Dear Master’s Programs student,
Last time we looked at ways reading can strengthen writing; this week, we’ll discuss something a little more practical: the colon. We’re all accustomed to seeing colons on a digital clocks (I’m composing this at 8:15 a.m.). They’re also familiar to many people as a separation of chapter and verse in religious texts (think of John 3:16 hidden under your In-N-Out soda cup). And of course, the colon is much beloved for supplying the eyes to our emoticons. : )
But in academic writing, these are probably the least common applications of this versatile mark of punctuation. Oftentimes in academic writing, the colon is used to introduce a list (typically a list of more than two items, or a list wherein the items are of significant length). When using the colon in this way, be sure that a complete sentence precedes the colon. For example,
Some uses of the colon are: to separate minutes from hours, to provide eyes for emoticons, and to introduce a list, is wrong. Note that the underlined portion is not really a complete sentence.
A better version of this sentence would look something like this: There are several uses for the colon: to separate minutes from hours, to provide eyes for emoticons, and to introduce a list. (See that the underlined words there could be written as a stand-alone sentence?)
You may have also noticed that in the first sentence of this letter there is a different kind of colon. I’ll call it the explanatory colon, for lack of a better name. The explanatory colon is preceded by a slightly ambiguous sentence, and is followed by (no surprise) an explanation or clarification. You can think of the explanatory colon as saying “Here’s what I mean.”

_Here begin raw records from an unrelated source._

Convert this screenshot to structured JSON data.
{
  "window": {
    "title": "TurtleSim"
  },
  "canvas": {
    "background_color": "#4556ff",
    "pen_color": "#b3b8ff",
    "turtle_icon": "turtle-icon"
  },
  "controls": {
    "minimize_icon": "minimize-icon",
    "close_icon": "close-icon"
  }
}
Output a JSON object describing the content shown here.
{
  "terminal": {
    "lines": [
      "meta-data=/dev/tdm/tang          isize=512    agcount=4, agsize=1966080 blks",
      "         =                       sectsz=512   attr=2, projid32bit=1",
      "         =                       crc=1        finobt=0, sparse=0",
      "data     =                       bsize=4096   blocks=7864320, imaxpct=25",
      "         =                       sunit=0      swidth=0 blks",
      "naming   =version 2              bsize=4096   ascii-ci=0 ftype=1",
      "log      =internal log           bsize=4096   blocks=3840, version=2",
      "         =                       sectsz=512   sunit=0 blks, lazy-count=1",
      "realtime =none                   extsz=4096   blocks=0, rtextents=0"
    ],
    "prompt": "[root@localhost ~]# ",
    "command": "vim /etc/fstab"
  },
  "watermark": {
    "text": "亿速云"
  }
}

This week, we’ll discuss something a little more practical: the colon. See how what follows the colon clarifies exactly what we’ll discuss this week?
After years of careful observation, Goodall made a startling discovery: chimpanzees use tools just as humans do. In this example, the words after the colon clarify what Goodall’s discovery was.
Try including a colon or two in your next assignment!